(Page and application data records)
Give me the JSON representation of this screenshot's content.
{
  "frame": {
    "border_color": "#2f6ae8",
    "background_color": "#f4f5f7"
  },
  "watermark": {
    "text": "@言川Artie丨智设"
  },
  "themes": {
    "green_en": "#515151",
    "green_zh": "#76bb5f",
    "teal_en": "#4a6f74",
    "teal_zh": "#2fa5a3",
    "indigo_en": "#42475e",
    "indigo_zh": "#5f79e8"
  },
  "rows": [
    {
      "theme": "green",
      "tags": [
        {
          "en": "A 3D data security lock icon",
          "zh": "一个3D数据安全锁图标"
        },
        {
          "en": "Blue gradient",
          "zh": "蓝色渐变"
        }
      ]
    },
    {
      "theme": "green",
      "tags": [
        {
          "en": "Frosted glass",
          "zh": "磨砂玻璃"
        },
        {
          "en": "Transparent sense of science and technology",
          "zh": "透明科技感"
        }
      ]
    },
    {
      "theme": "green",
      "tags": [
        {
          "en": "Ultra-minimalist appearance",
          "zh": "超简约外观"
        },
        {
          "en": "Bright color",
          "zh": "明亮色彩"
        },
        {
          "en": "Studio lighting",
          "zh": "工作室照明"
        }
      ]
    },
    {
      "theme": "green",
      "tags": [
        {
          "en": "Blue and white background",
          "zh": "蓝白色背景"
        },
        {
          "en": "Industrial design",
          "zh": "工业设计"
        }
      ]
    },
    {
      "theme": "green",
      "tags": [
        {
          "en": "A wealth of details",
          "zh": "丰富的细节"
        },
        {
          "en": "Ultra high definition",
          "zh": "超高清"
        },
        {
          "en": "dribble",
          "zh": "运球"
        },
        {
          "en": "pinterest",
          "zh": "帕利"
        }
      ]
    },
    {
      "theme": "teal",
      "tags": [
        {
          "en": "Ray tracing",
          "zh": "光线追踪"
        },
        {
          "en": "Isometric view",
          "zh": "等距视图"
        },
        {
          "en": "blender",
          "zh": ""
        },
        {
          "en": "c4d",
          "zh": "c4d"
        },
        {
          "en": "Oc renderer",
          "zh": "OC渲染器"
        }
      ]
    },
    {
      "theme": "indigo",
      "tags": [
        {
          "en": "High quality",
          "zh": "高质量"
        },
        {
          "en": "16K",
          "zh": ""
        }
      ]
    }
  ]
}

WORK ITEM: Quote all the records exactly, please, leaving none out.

SOLUTION TO THIS PROBLEM:
Give me the JSON representation of this screenshot's content.
{
  "frame": {
    "border_color": "#2f6ae8",
    "background_color": "#f4f5f7"
  },
  "watermark": {
    "text": "@言川Artie丨智设"
  },
  "themes": {
    "green_en": "#515151",
    "green_zh": "#76bb5f",
    "teal_en": "#4a6f74",
    "teal_zh": "#2fa5a3",
    "indigo_en": "#42475e",
    "indigo_zh": "#5f79e8"
  },
  "rows": [
    {
      "theme": "green",
      "tags": [
        {
          "en": "A 3D data security lock icon",
          "zh": "一个3D数据安全锁图标"
        },
        {
          "en": "Blue gradient",
          "zh": "蓝色渐变"
        }
      ]
    },
    {
      "theme": "green",
      "tags": [
        {
          "en": "Frosted glass",
          "zh": "磨砂玻璃"
        },
        {
          "en": "Transparent sense of science and technology",
          "zh": "透明科技感"
        }
      ]
    },
    {
      "theme": "green",
      "tags": [
        {
          "en": "Ultra-minimalist appearance",
          "zh": "超简约外观"
        },
        {
          "en": "Bright color",
          "zh": "明亮色彩"
        },
        {
          "en": "Studio lighting",
          "zh": "工作室照明"
        }
      ]
    },
    {
      "theme": "green",
      "tags": [
        {
          "en": "Blue and white background",
          "zh": "蓝白色背景"
        },
        {
          "en": "Industrial design",
          "zh": "工业设计"
        }
      ]
    },
    {
      "theme": "green",
      "tags": [
        {
          "en": "A wealth of details",
          "zh": "丰富的细节"
        },
        {
          "en": "Ultra high definition",
          "zh": "超高清"
        },
        {
          "en": "dribble",
          "zh": "运球"
        },
        {
          "en": "pinterest",
          "zh": "帕利"
        }
      ]
    },
    {
      "theme": "teal",
      "tags": [
        {
          "en": "Ray tracing",
          "zh": "光线追踪"
        },
        {
          "en": "Isometric view",
          "zh": "等距视图"
        },
        {
          "en": "blender",
          "zh": ""
        },
        {
          "en": "c4d",
          "zh": "c4d"
        },
        {
          "en": "Oc renderer",
          "zh": "OC渲染器"
        }
      ]
    },
    {
      "theme": "indigo",
      "tags": [
        {
          "en": "High quality",
          "zh": "高质量"
        },
        {
          "en": "16K",
          "zh": ""
        }
      ]
    }
  ]
}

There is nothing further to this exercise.